Just when you thought bigotry couldn’t get any worse in Tennessee, out from the woodwork crawls a cadre of extremist Republicans who are becoming an embarrassment to the state party. They are avowed tea party Republicans who normally would just be ignored. But because of their persistence, local influence and access to the Internet, party leaders can’t keep pretending they don’t exist. Their latest rants are against Republican Gov. Bill Haslam, who they argue has betrayed conservative values since taking office and now must be sanctioned — whatever that means.
Recently, I bought a do-it-yourself engine repair book from Amazon.com. When the book arrived, I got to thinking. Had I just driven another nail in the coffin of the bookstores in Greater Memphis? Did my online, out-of-state purchase worsen the budget problems of the city of Memphis because I didn’t pay any sales tax on the book? Does our national embrace of the free-market economy that has trained each of us to seek out the best deals on TVs, clothes and books even allow room to talk about notions such as “buy American” and “shop locally”? The idea of patriotic shopping began to form in my mind.
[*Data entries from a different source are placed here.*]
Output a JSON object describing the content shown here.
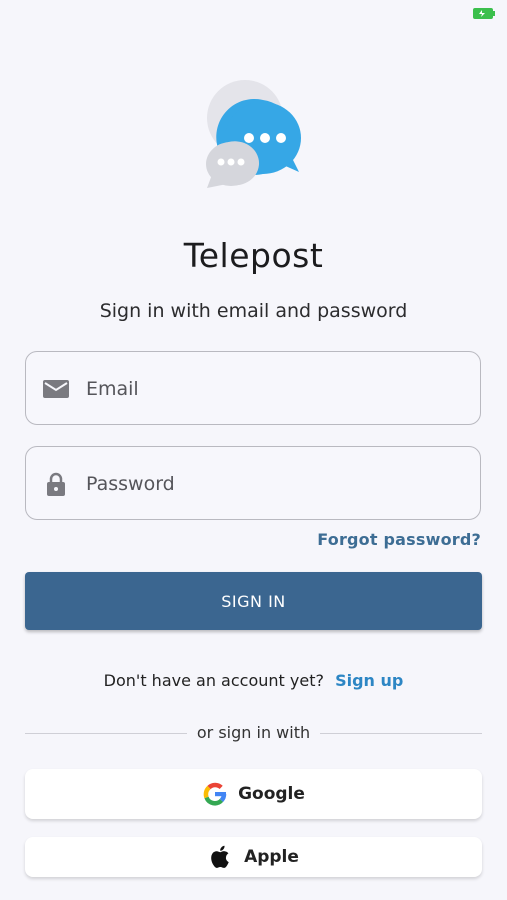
{
  "app": {
    "title": "Telepost",
    "subtitle": "Sign in with email and password"
  },
  "form": {
    "email_placeholder": "Email",
    "password_placeholder": "Password",
    "forgot_password": "Forgot password?",
    "signin_label": "SIGN IN"
  },
  "signup": {
    "prompt": "Don't have an account yet?",
    "link": "Sign up"
  },
  "divider": {
    "text": "or sign in with"
  },
  "social": {
    "google_label": "Google",
    "apple_label": "Apple"
  },
  "colors": {
    "primary": "#3b6690",
    "link": "#2d86c4",
    "background": "#f6f6fb"
  },
  "icons": [
    "battery-icon",
    "chat-bubbles-logo-icon",
    "mail-icon",
    "lock-icon",
    "google-icon",
    "apple-icon"
  ]
}
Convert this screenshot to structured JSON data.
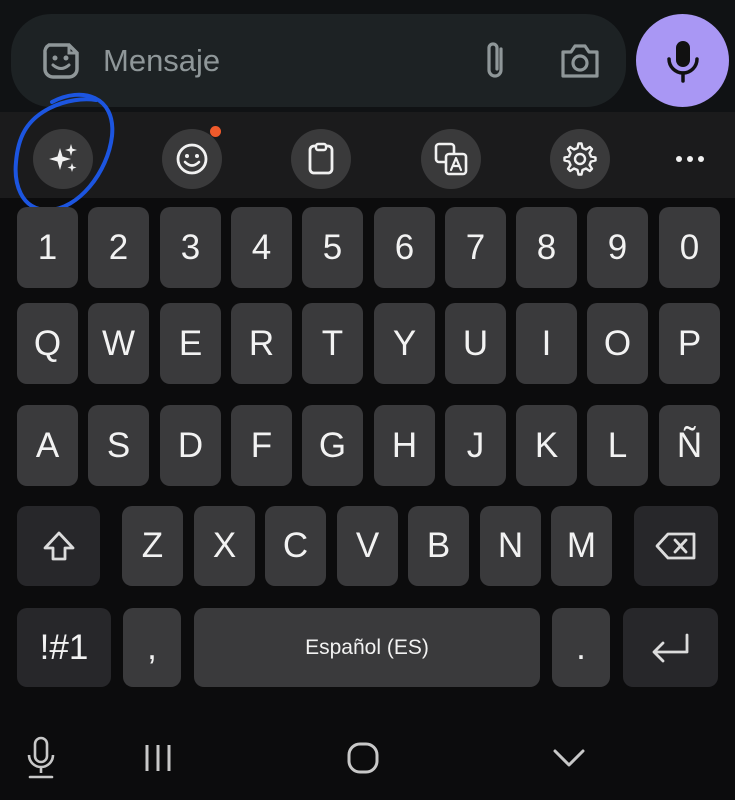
{
  "message_bar": {
    "placeholder": "Mensaje",
    "icons": [
      "sticker-icon",
      "paperclip-icon",
      "camera-icon"
    ]
  },
  "mic_button": {
    "icon": "microphone-icon",
    "color": "#a997f4"
  },
  "toolbar": {
    "items": [
      {
        "icon": "sparkles-icon",
        "highlighted": true
      },
      {
        "icon": "emoji-icon",
        "notification_dot": true
      },
      {
        "icon": "clipboard-icon"
      },
      {
        "icon": "translate-icon"
      },
      {
        "icon": "gear-icon"
      },
      {
        "icon": "more-icon"
      }
    ],
    "annotation_color": "#1c55e0",
    "notification_color": "#f05a2b"
  },
  "keyboard": {
    "number_row": [
      "1",
      "2",
      "3",
      "4",
      "5",
      "6",
      "7",
      "8",
      "9",
      "0"
    ],
    "row1": [
      "Q",
      "W",
      "E",
      "R",
      "T",
      "Y",
      "U",
      "I",
      "O",
      "P"
    ],
    "row2": [
      "A",
      "S",
      "D",
      "F",
      "G",
      "H",
      "J",
      "K",
      "L",
      "Ñ"
    ],
    "row3": [
      "Z",
      "X",
      "C",
      "V",
      "B",
      "N",
      "M"
    ],
    "symbols_label": "!#1",
    "comma_label": ",",
    "space_label": "Español (ES)",
    "period_label": ".",
    "shift_icon": "shift-icon",
    "backspace_icon": "backspace-icon",
    "enter_icon": "enter-icon"
  },
  "nav_bar": {
    "icons": [
      "voice-input-icon",
      "recent-apps-icon",
      "home-icon",
      "hide-keyboard-icon"
    ]
  }
}
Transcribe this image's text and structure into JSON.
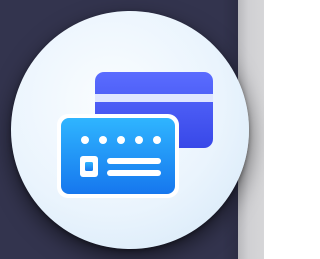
{
  "icon": {
    "name": "credit-cards-icon",
    "back_card": {
      "fill_top": "#5a6cff",
      "fill_bottom": "#3848e8",
      "stripe": "#dfe6ff"
    },
    "front_card": {
      "fill_top": "#2fb5ff",
      "fill_bottom": "#1677ee",
      "details": "#ffffff"
    }
  },
  "colors": {
    "background": "#33344e",
    "badge": "#e8f3fc"
  }
}
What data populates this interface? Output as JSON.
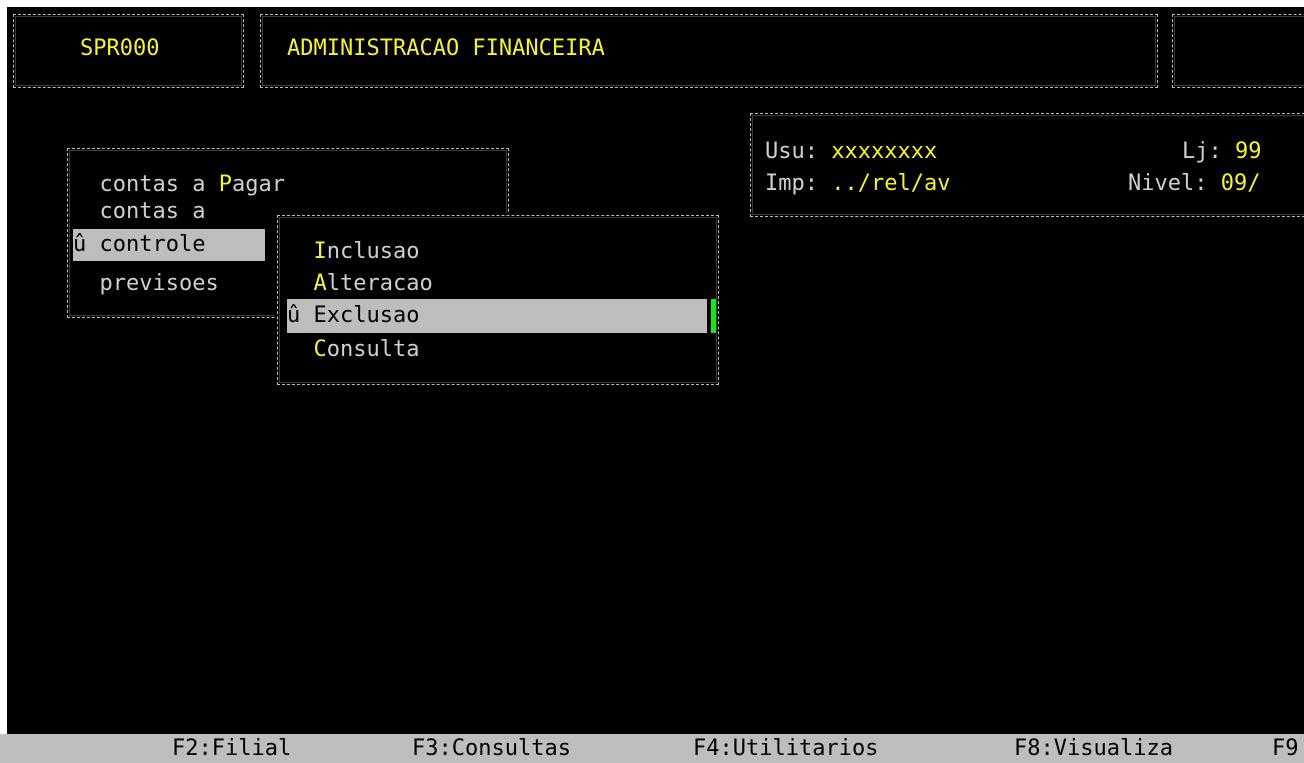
{
  "header": {
    "program_code": "SPR000",
    "module_title": "ADMINISTRACAO FINANCEIRA"
  },
  "info_panel": {
    "user_label": "Usu: ",
    "user_value": "xxxxxxxx",
    "store_label": "Lj: ",
    "store_value": "99",
    "printer_label": "Imp: ",
    "printer_value": "../rel/av",
    "level_label": "Nivel: ",
    "level_value": "09/"
  },
  "main_menu": {
    "items": [
      {
        "prefix": "  contas a ",
        "hotkey": "P",
        "rest": "agar",
        "selected": false
      },
      {
        "prefix": "  contas a ",
        "hotkey": "",
        "rest": "",
        "selected": false
      },
      {
        "prefix": "û controle",
        "hotkey": "",
        "rest": "",
        "selected": true
      },
      {
        "prefix": "  previsoes",
        "hotkey": "",
        "rest": "",
        "selected": false
      }
    ]
  },
  "sub_menu": {
    "items": [
      {
        "marker": "  ",
        "hotkey": "I",
        "rest": "nclusao",
        "selected": false
      },
      {
        "marker": "  ",
        "hotkey": "A",
        "rest": "lteracao",
        "selected": false
      },
      {
        "marker": "û ",
        "hotkey": "E",
        "rest": "xclusao",
        "selected": true
      },
      {
        "marker": "  ",
        "hotkey": "C",
        "rest": "onsulta",
        "selected": false
      }
    ]
  },
  "status_bar": {
    "keys": [
      "F2:Filial",
      "F3:Consultas",
      "F4:Utilitarios",
      "F8:Visualiza",
      "F9"
    ]
  },
  "colors": {
    "background": "#000000",
    "text": "#cfcfcf",
    "hotkey": "#f5f232",
    "highlight": "#bdbdbd",
    "cursor": "#19e619"
  }
}
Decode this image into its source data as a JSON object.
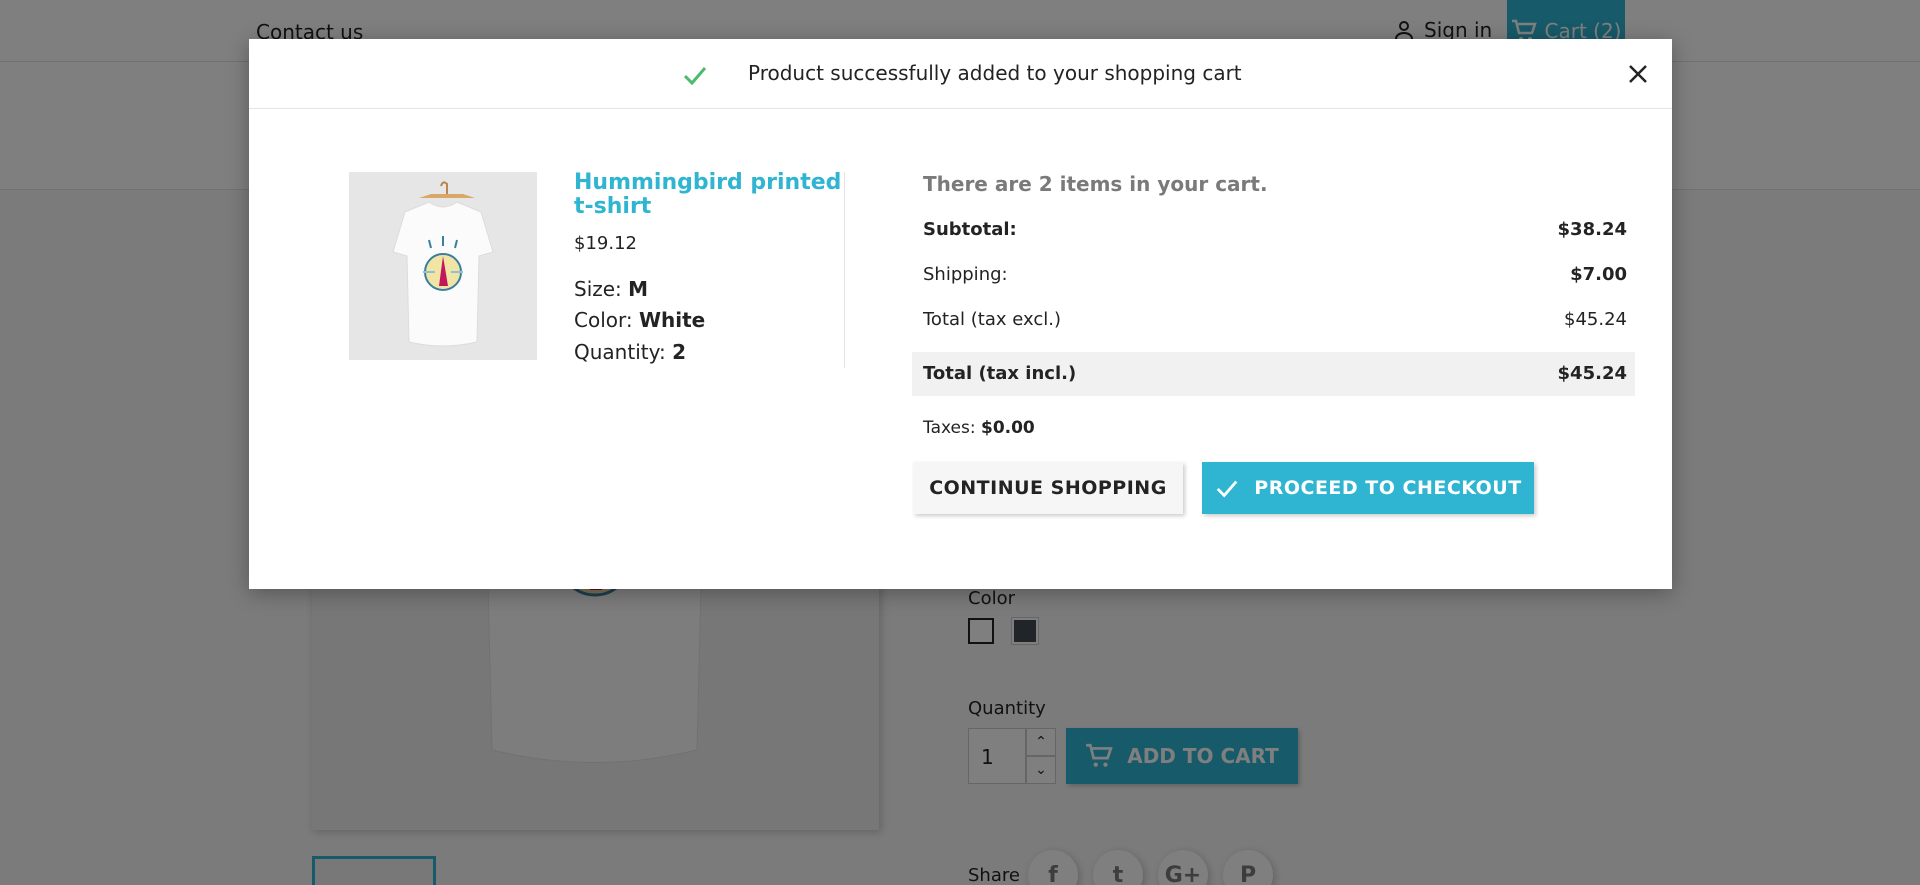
{
  "page": {
    "topbar": {
      "contact_label": "Contact us",
      "signin_label": "Sign in",
      "cart_label": "Cart (2)"
    },
    "product": {
      "color_label": "Color",
      "quantity_label": "Quantity",
      "quantity_value": "1",
      "add_to_cart_label": "ADD TO CART",
      "share_label": "Share",
      "share_icons": [
        "facebook-icon",
        "twitter-icon",
        "google-plus-icon",
        "pinterest-icon"
      ],
      "share_glyphs": [
        "f",
        "t",
        "G+",
        "P"
      ]
    }
  },
  "modal": {
    "header": {
      "title": "Product successfully added to your shopping cart",
      "accent": "#4cbb6c"
    },
    "product": {
      "name": "Hummingbird printed t-shirt",
      "price": "$19.12",
      "size_label": "Size:",
      "size_value": "M",
      "color_label": "Color:",
      "color_value": "White",
      "quantity_label": "Quantity:",
      "quantity_value": "2"
    },
    "cart": {
      "count_text": "There are 2 items in your cart.",
      "subtotal_label": "Subtotal:",
      "subtotal_value": "$38.24",
      "shipping_label": "Shipping:",
      "shipping_value": "$7.00",
      "total_excl_label": "Total (tax excl.)",
      "total_excl_value": "$45.24",
      "total_incl_label": "Total (tax incl.)",
      "total_incl_value": "$45.24",
      "taxes_label": "Taxes:",
      "taxes_value": "$0.00"
    },
    "buttons": {
      "continue_label": "CONTINUE SHOPPING",
      "checkout_label": "PROCEED TO CHECKOUT"
    }
  },
  "colors": {
    "brand": "#2fb5d2",
    "success": "#4cbb6c"
  }
}
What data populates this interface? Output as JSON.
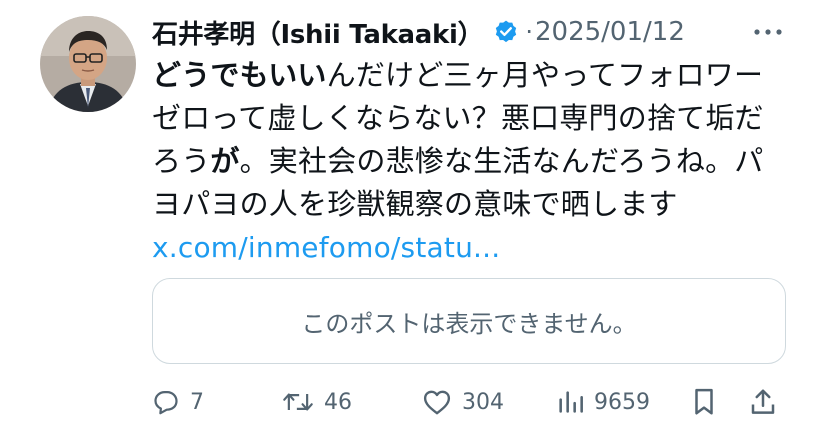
{
  "tweet": {
    "author_name": "石井孝明（Ishii Takaaki）",
    "separator": "·",
    "date": "2025/01/12",
    "body_lines": [
      [
        {
          "t": "どうでもいい",
          "b": true
        },
        {
          "t": "んだけど三ヶ月やってフォロワー",
          "b": false
        }
      ],
      [
        {
          "t": "ゼロって虚しくならない？悪口専門の捨て垢だ",
          "b": false
        }
      ],
      [
        {
          "t": "ろう",
          "b": false
        },
        {
          "t": "が",
          "b": true
        },
        {
          "t": "。実社会の悲惨な生活なんだろうね。パ",
          "b": false
        }
      ],
      [
        {
          "t": "ヨパヨの人を珍獣観察の意味で晒します",
          "b": false
        }
      ]
    ],
    "link_text": "x.com/inmefomo/statu...",
    "quote_unavailable": "このポストは表示できません。",
    "stats": {
      "replies": "7",
      "reposts": "46",
      "likes": "304",
      "views": "9659"
    },
    "icons": [
      "verified-badge-icon",
      "more-icon",
      "reply-icon",
      "repost-icon",
      "like-icon",
      "views-icon",
      "bookmark-icon",
      "share-icon"
    ],
    "colors": {
      "text": "#0f1419",
      "secondary": "#536471",
      "link": "#1d9bf0",
      "verified": "#1d9bf0",
      "border": "#cfd9de"
    }
  }
}
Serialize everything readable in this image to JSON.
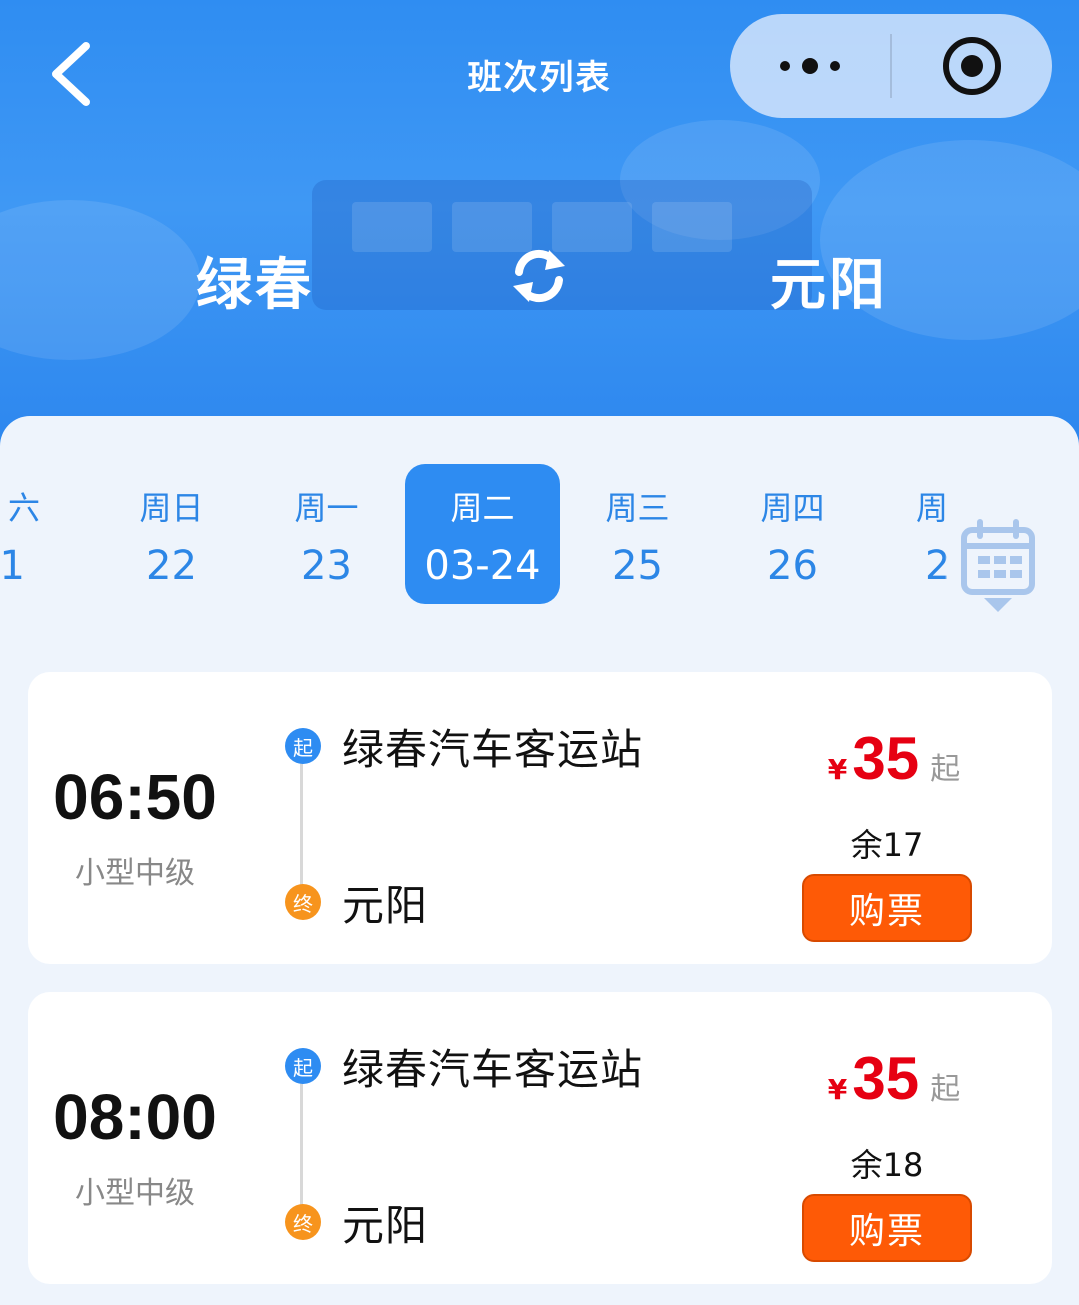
{
  "header": {
    "title": "班次列表",
    "back_icon": "chevron-left-icon",
    "capsule": {
      "more_icon": "more-dots-icon",
      "close_icon": "target-close-icon"
    },
    "route": {
      "from": "绿春",
      "to": "元阳",
      "swap_icon": "swap-refresh-icon"
    }
  },
  "dates": [
    {
      "weekday": "六",
      "day": "1"
    },
    {
      "weekday": "周日",
      "day": "22"
    },
    {
      "weekday": "周一",
      "day": "23"
    },
    {
      "weekday": "周二",
      "day": "03-24",
      "selected": true
    },
    {
      "weekday": "周三",
      "day": "25"
    },
    {
      "weekday": "周四",
      "day": "26"
    },
    {
      "weekday": "周",
      "day": "2"
    }
  ],
  "calendar_icon": "calendar-icon",
  "trips": [
    {
      "time": "06:50",
      "bus_type": "小型中级",
      "start_badge": "起",
      "end_badge": "终",
      "from_station": "绿春汽车客运站",
      "to_station": "元阳",
      "currency": "¥",
      "price": "35",
      "price_suffix": "起",
      "remaining": "余17",
      "buy_label": "购票"
    },
    {
      "time": "08:00",
      "bus_type": "小型中级",
      "start_badge": "起",
      "end_badge": "终",
      "from_station": "绿春汽车客运站",
      "to_station": "元阳",
      "currency": "¥",
      "price": "35",
      "price_suffix": "起",
      "remaining": "余18",
      "buy_label": "购票"
    }
  ],
  "colors": {
    "primary": "#2e8cf2",
    "price": "#e60012",
    "buy_button": "#fe5a06",
    "end_badge": "#f7941d"
  }
}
A federal judge’s ruling last week requiring Rutherford County to restart the inspection process for the Islamic Center of Murfreesboro was no surprise. Any first-year law student could have determined that government can’t step on the rights of one religious group simply because some people in a community don’t agree with the way it worships. District Court Judge Todd Campbell did what Chancellor Robert Corlew should have done more than a month ago, order the county to resume the process for granting the ICM a certificate of occupancy, just as it would any other religious organization.
No matter what happens to President Obama’s health care reforms after the November elections, the disjointed, costly American health care system must find ways to slow the rate of spending while delivering quality care. There is widespread pessimism that anything much can be achieved quickly, but innovative solutions are emerging in unexpected places. A health care system owned and managed by Alaska’s native people has achieved astonishing results in improving the health of its enrollees while cutting the costs of treating them. At a recent conference for health leaders from the United States and abroad at the native-owned Southcentral Foundation in Anchorage, the Alaskans described techniques that could be adopted by almost any health care organization willing to transform its culture.